This is mainly dependent on the network infrastructure and system load, so it difficult to generalize these statements. However, warns Furse, “most of the latency in vision systems, be they FireWire, frame grabber, or GigE based, is found in the driver and application software running on the host.”
“It is important to note that compliance with the GigE Vision standard means only that products follow a certain connectivity method,” says Chamberlain “It is not a performance guarantee. Compliance does not, for example, mean that a product will operate reliably, recover from packet loss in the GigE connection, deliver deterministic real-time operation, or meet the precisely timed synchronization requirements of multielement applications. As with any other vision product, GigE Vision cameras and PC software must be assessed for reliability and quality of implementation.”
While GigE Vision-compliant cameras can start continuous image acquisition out-of-the-box, functions such as single-frame triggering are not supported by the standard. “However,” says Chamberlain, “many cameras support single-frame capture under GigE Vision, and the standard does not preclude hardware triggering and cameras that use Pleora’s iPORT technology support this feature, as well as single-frame capture triggered from a PC.

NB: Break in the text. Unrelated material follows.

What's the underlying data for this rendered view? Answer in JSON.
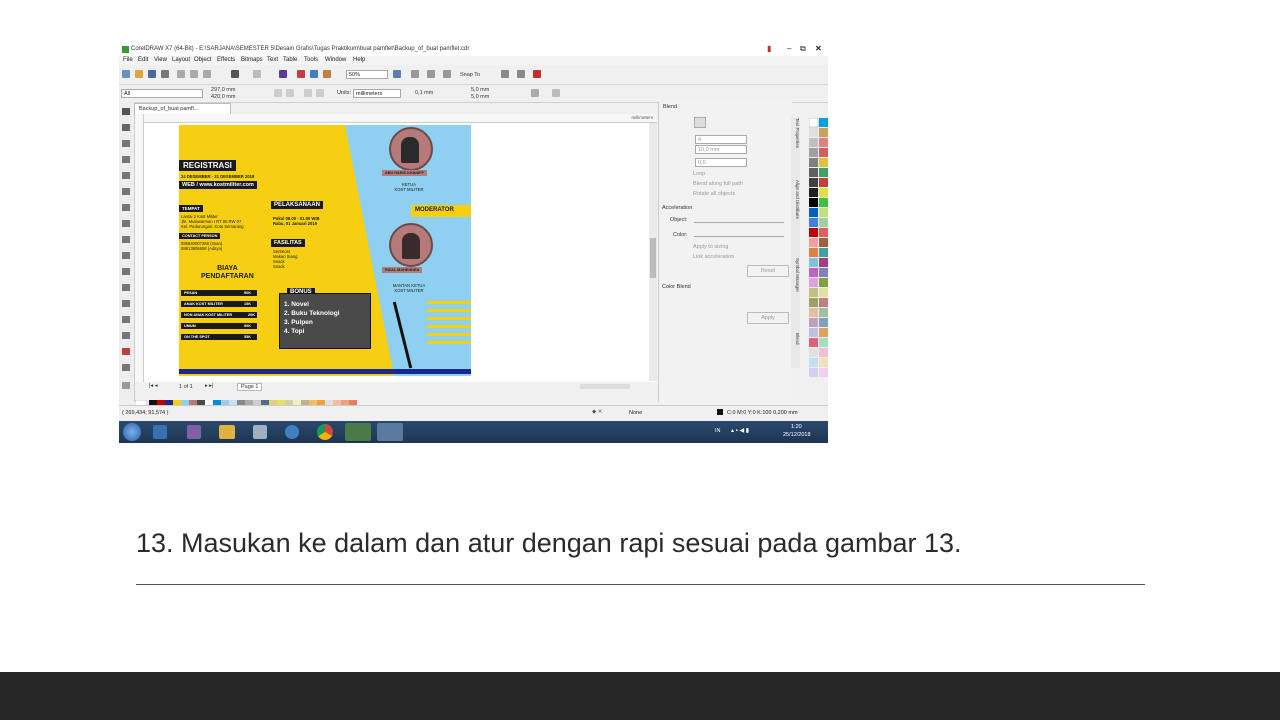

“The fact that some may be skeptical about the performance of GigE Vision merely reflects that there is big difference between well-designed products and poorly designed ones,” says Furse. “Not all GigE Vision interfaces are created equal. Developing a GigE Vision camera interface is much more difficult than developing a FireWire or Channel Link interface and not all camera vendors will be successful.” But those that have done so will reap the benefits.